Go through the lines below and repeat each one exactly, skipping pictures.

[Extracted records]

----------

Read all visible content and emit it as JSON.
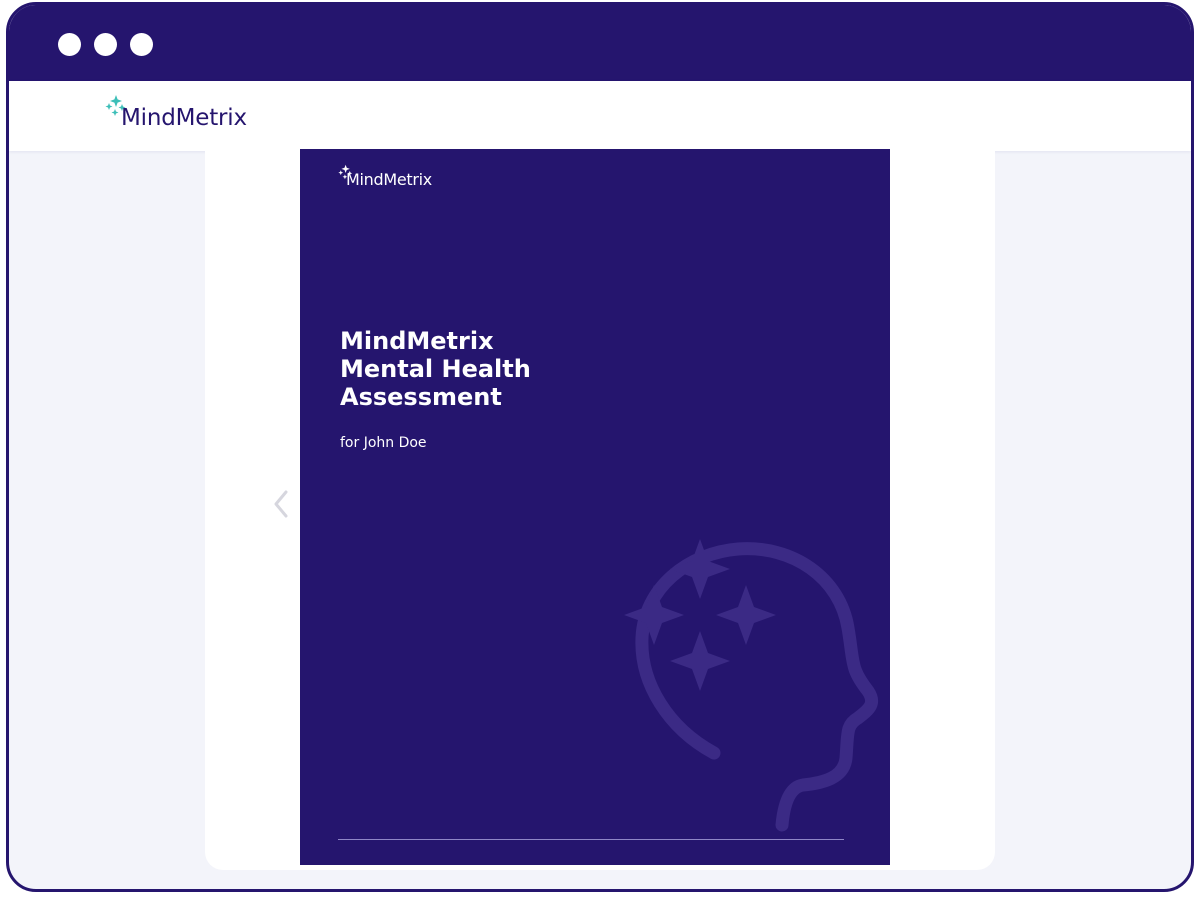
{
  "window": {
    "dots": [
      "window-dot",
      "window-dot",
      "window-dot"
    ]
  },
  "header": {
    "brand": "MindMetrix",
    "logo_icon": "sparkles-icon"
  },
  "viewer": {
    "prev_icon": "chevron-left-icon",
    "page": {
      "brand": "MindMetrix",
      "title_lines": [
        "MindMetrix",
        "Mental Health",
        "Assessment"
      ],
      "subtitle": "for John Doe",
      "illustration_icon": "head-sparkles-icon"
    }
  },
  "colors": {
    "brand": "#25156e",
    "accent": "#3dbfb8",
    "background": "#f3f4fa"
  }
}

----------

• RESULT OF THE EXERCISE:
Read all visible content and emit it as JSON.
{
  "window": {
    "dots": [
      "window-dot",
      "window-dot",
      "window-dot"
    ]
  },
  "header": {
    "brand": "MindMetrix",
    "logo_icon": "sparkles-icon"
  },
  "viewer": {
    "prev_icon": "chevron-left-icon",
    "page": {
      "brand": "MindMetrix",
      "title_lines": [
        "MindMetrix",
        "Mental Health",
        "Assessment"
      ],
      "subtitle": "for John Doe",
      "illustration_icon": "head-sparkles-icon"
    }
  },
  "colors": {
    "brand": "#25156e",
    "accent": "#3dbfb8",
    "background": "#f3f4fa"
  }
}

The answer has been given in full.